SBA’s first mentor-protégé program was created in 1998 solely for 8(a) small businesses. The goal of the program was to pair SBA-approved experienced businesses (mentors) with SBA-approved 8(a) small businesses (protégés) to help them develop. Mentors and protégés were able to form joint ventures to compete for contracts and, importantly, were not subject to SBA’s affiliation rules. This affiliation exception is important because SBA’s regulations require a small business to count its annual receipts or employees, plus the annual receipts or employees of each affiliate when determining its size status. Waiving this requirement for mentors and protégés allowed them to be awarded contracts they might have otherwise been ineligible for because of affiliation rules.

In October 2016, SBA created the All-Small Mentor-Protégé Program (ASMPP) to expand the mentor-protégé program beyond 8(a) small businesses to include all small businesses, including women-owned small businesses, service-disabled veteran-owned small businesses, and Historically Under-Utilized Business Zone small businesses. The ASMPP program possessed similar benefits as SBA’s 8(a) mentor-protégé program, including the ability to form joint ventures and the exception to affiliation rules. The ASMPP has been very popular, with more than 1,200 active mentor-protégé agreements currently in existence under the program. Because of ASMPP’s success and the overlap that exists between ASMPP and SBA’s 8(a) mentor-protégé program, the final rule eliminated the 8(a) mentor-protégé program and merged it into ASMPP in its latest final rule.

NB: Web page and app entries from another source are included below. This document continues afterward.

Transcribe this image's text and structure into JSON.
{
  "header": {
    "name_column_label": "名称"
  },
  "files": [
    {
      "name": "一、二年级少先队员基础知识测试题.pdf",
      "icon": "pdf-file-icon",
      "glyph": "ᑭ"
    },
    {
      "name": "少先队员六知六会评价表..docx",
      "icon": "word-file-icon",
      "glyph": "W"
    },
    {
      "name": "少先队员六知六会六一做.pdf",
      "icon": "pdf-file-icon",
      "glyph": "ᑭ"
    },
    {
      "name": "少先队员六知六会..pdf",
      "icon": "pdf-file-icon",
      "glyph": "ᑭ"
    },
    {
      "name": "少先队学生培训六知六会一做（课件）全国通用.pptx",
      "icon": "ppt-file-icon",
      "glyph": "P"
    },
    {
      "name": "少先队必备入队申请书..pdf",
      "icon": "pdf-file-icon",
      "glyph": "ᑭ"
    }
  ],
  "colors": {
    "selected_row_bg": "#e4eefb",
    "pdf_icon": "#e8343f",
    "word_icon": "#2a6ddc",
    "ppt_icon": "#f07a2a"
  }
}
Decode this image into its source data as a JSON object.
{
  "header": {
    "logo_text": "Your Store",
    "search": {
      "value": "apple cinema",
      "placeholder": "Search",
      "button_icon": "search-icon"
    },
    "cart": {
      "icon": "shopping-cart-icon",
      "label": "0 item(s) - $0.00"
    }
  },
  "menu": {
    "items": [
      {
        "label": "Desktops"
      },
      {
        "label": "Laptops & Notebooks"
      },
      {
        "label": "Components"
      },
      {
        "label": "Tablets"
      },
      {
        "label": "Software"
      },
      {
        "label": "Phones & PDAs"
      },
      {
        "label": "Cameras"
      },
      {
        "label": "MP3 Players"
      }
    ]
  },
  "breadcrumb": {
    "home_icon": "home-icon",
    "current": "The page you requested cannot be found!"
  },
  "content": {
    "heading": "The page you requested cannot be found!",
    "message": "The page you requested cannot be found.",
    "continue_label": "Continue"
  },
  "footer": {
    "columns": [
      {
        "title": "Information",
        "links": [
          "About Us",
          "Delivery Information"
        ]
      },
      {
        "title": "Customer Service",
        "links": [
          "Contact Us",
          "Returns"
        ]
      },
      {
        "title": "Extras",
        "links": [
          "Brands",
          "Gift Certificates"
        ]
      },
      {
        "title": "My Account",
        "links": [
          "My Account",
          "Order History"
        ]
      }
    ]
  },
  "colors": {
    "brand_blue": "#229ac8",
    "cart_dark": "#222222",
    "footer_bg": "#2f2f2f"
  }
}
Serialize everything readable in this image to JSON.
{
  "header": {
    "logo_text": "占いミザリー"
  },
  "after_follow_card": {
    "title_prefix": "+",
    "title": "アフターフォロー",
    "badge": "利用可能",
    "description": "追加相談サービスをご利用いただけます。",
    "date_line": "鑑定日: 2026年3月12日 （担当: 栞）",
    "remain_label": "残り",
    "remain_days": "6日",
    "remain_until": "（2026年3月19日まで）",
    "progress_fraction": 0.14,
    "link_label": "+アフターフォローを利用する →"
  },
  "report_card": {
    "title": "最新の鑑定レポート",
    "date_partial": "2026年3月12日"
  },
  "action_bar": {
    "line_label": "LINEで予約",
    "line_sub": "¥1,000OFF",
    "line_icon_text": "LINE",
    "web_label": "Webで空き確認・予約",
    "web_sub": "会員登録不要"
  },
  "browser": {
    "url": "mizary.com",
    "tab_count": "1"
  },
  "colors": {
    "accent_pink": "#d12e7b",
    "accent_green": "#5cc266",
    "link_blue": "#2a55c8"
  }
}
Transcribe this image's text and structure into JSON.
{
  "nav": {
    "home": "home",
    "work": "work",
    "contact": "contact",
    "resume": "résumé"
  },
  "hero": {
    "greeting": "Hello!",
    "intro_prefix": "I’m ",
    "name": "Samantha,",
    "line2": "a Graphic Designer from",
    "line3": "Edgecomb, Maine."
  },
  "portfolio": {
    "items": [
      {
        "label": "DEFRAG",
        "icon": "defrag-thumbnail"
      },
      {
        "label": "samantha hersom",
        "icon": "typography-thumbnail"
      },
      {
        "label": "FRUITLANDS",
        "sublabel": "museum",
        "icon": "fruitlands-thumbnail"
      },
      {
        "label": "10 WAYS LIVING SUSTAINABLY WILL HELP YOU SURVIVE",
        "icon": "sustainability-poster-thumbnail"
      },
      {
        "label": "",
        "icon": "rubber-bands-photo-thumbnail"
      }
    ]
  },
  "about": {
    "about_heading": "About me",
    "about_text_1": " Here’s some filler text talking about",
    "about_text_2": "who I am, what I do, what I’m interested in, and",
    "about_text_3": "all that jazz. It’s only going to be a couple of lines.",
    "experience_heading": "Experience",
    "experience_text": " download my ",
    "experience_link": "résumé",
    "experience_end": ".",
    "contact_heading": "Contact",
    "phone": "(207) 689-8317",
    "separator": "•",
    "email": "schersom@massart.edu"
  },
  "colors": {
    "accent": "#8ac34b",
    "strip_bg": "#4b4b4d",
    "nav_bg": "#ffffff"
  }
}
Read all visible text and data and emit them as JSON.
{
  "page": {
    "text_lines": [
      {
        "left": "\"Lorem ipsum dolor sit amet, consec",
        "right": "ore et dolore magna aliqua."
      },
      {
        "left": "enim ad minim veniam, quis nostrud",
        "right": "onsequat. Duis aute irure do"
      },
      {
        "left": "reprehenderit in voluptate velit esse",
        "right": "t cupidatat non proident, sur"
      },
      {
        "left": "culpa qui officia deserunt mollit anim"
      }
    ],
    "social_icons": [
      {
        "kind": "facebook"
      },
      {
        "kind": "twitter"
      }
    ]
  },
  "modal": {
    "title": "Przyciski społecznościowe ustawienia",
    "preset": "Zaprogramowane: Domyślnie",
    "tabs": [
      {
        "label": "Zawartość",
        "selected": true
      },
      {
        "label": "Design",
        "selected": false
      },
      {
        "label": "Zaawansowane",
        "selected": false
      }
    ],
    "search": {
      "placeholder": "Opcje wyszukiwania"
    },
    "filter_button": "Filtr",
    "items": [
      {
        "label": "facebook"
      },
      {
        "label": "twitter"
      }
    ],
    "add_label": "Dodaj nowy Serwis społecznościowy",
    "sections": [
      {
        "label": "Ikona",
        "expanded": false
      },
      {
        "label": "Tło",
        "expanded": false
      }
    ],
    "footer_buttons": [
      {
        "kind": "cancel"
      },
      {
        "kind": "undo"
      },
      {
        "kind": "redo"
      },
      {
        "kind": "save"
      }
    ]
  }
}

Continue Reading Bye Bye 8(a) MPP and Hello to New Small Business Rules!